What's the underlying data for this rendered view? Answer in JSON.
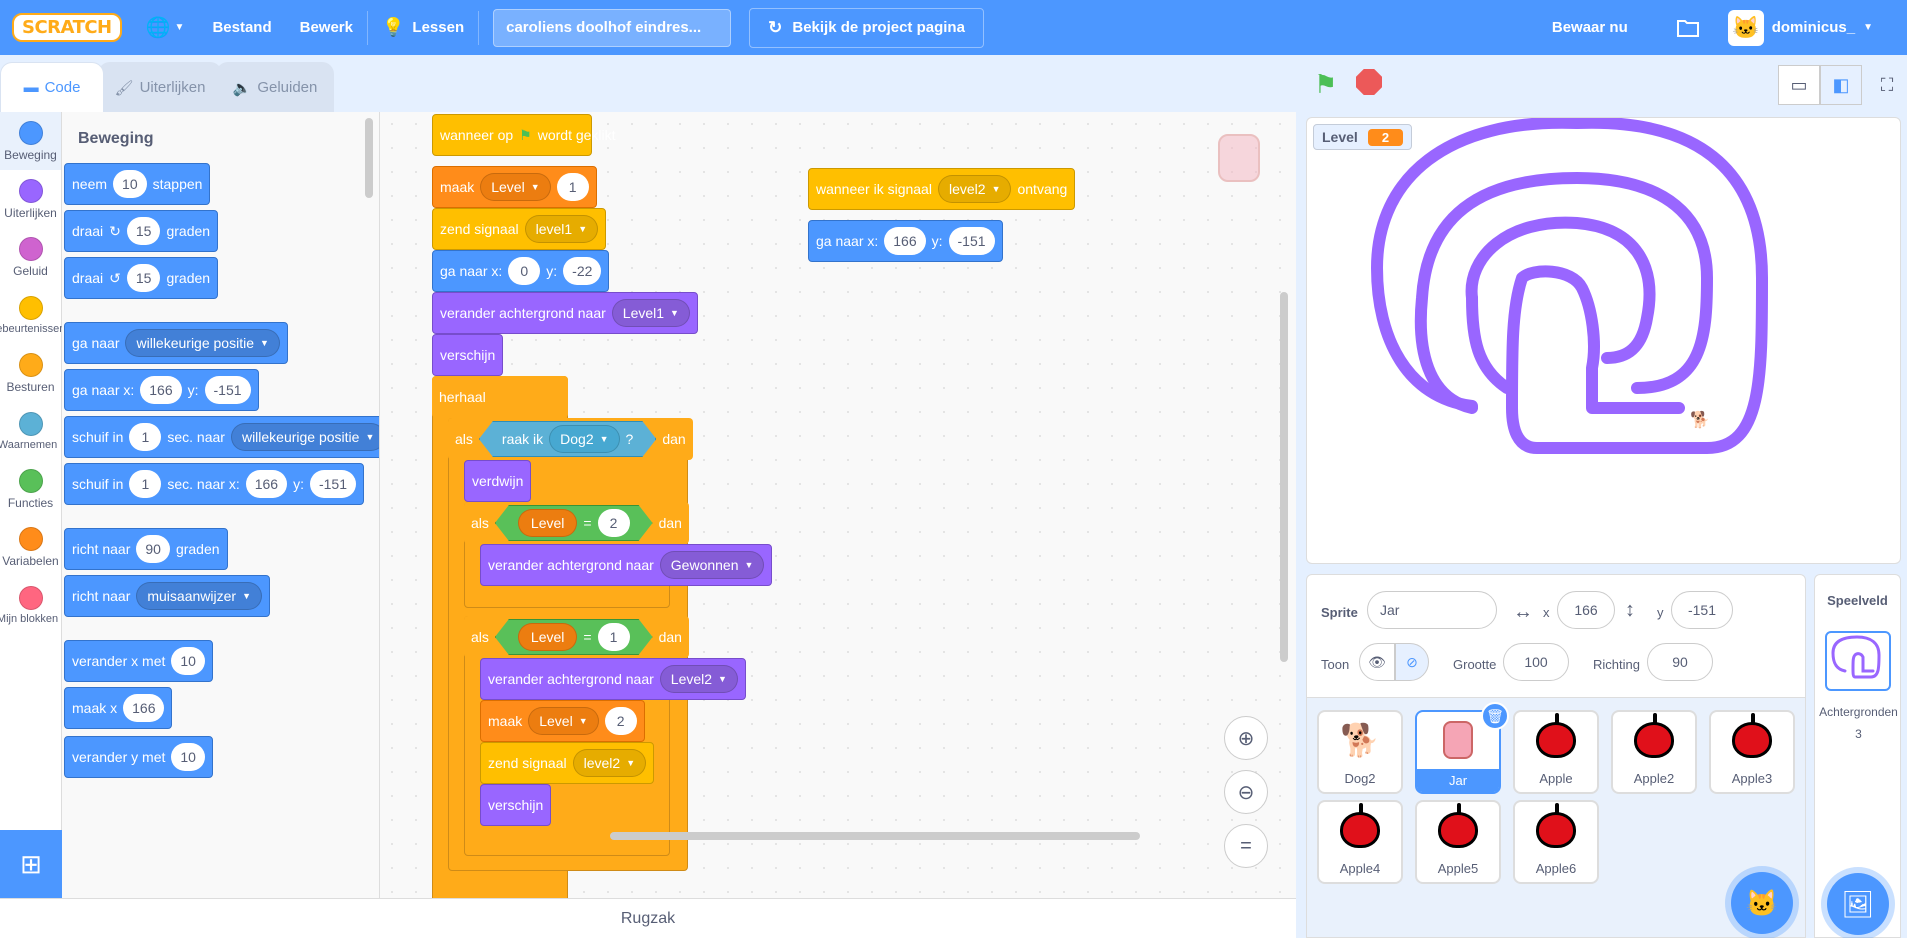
{
  "menubar": {
    "logo": "SCRATCH",
    "file": "Bestand",
    "edit": "Bewerk",
    "tutorials": "Lessen",
    "project_title": "caroliens doolhof eindres...",
    "see_project": "Bekijk de project pagina",
    "save_now": "Bewaar nu",
    "username": "dominicus_"
  },
  "tabs": {
    "code": "Code",
    "costumes": "Uiterlijken",
    "sounds": "Geluiden"
  },
  "categories": [
    {
      "label": "Beweging",
      "color": "#4c97ff"
    },
    {
      "label": "Uiterlijken",
      "color": "#9966ff"
    },
    {
      "label": "Geluid",
      "color": "#cf63cf"
    },
    {
      "label": "Gebeurtenissen",
      "color": "#ffbf00"
    },
    {
      "label": "Besturen",
      "color": "#ffab19"
    },
    {
      "label": "Waarnemen",
      "color": "#5cb1d6"
    },
    {
      "label": "Functies",
      "color": "#59c059"
    },
    {
      "label": "Variabelen",
      "color": "#ff8c1a"
    },
    {
      "label": "Mijn blokken",
      "color": "#ff6680"
    }
  ],
  "palette": {
    "title": "Beweging",
    "move": {
      "a": "neem",
      "v": "10",
      "b": "stappen"
    },
    "turn_cw": {
      "a": "draai",
      "v": "15",
      "b": "graden"
    },
    "turn_ccw": {
      "a": "draai",
      "v": "15",
      "b": "graden"
    },
    "goto": {
      "a": "ga naar",
      "d": "willekeurige positie"
    },
    "goto_xy": {
      "a": "ga naar x:",
      "x": "166",
      "b": "y:",
      "y": "-151"
    },
    "glide": {
      "a": "schuif in",
      "v": "1",
      "b": "sec. naar",
      "d": "willekeurige positie"
    },
    "glide_xy": {
      "a": "schuif in",
      "v": "1",
      "b": "sec. naar x:",
      "x": "166",
      "c": "y:",
      "y": "-151"
    },
    "point": {
      "a": "richt naar",
      "v": "90",
      "b": "graden"
    },
    "point_to": {
      "a": "richt naar",
      "d": "muisaanwijzer"
    },
    "change_x": {
      "a": "verander x met",
      "v": "10"
    },
    "set_x": {
      "a": "maak x",
      "v": "166"
    },
    "change_y": {
      "a": "verander y met",
      "v": "10"
    }
  },
  "script1": {
    "hat": {
      "a": "wanneer op",
      "b": "wordt geklikt"
    },
    "set_var": {
      "a": "maak",
      "d": "Level",
      "v": "1"
    },
    "broadcast": {
      "a": "zend signaal",
      "d": "level1"
    },
    "goto_xy": {
      "a": "ga naar x:",
      "x": "0",
      "b": "y:",
      "y": "-22"
    },
    "backdrop": {
      "a": "verander achtergrond naar",
      "d": "Level1"
    },
    "show": "verschijn",
    "forever": "herhaal",
    "if1": {
      "a": "als",
      "sense": "raak ik",
      "d": "Dog2",
      "q": "?",
      "b": "dan"
    },
    "hide": "verdwijn",
    "if2": {
      "a": "als",
      "var": "Level",
      "op": "=",
      "v": "2",
      "b": "dan"
    },
    "backdrop_won": {
      "a": "verander achtergrond naar",
      "d": "Gewonnen"
    },
    "if3": {
      "a": "als",
      "var": "Level",
      "op": "=",
      "v": "1",
      "b": "dan"
    },
    "backdrop_l2": {
      "a": "verander achtergrond naar",
      "d": "Level2"
    },
    "set_var2": {
      "a": "maak",
      "d": "Level",
      "v": "2"
    },
    "broadcast2": {
      "a": "zend signaal",
      "d": "level2"
    },
    "show2": "verschijn"
  },
  "script2": {
    "hat": {
      "a": "wanneer ik signaal",
      "d": "level2",
      "b": "ontvang"
    },
    "goto_xy": {
      "a": "ga naar x:",
      "x": "166",
      "b": "y:",
      "y": "-151"
    }
  },
  "backpack": "Rugzak",
  "stage": {
    "monitor_label": "Level",
    "monitor_value": "2"
  },
  "sprite_info": {
    "sprite_label": "Sprite",
    "sprite_name": "Jar",
    "x_label": "x",
    "x": "166",
    "y_label": "y",
    "y": "-151",
    "show_label": "Toon",
    "size_label": "Grootte",
    "size": "100",
    "direction_label": "Richting",
    "direction": "90"
  },
  "sprites": [
    "Dog2",
    "Jar",
    "Apple",
    "Apple2",
    "Apple3",
    "Apple4",
    "Apple5",
    "Apple6"
  ],
  "stage_panel": {
    "title": "Speelveld",
    "backdrops_label": "Achtergronden",
    "backdrops_count": "3"
  }
}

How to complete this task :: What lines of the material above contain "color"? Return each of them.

Answer for this exercise ::
      "color": "#4c97ff"
      "color": "#9966ff"
      "color": "#cf63cf"
      "color": "#ffbf00"
      "color": "#ffab19"
      "color": "#5cb1d6"
      "color": "#59c059"
      "color": "#ff8c1a"
      "color": "#ff6680"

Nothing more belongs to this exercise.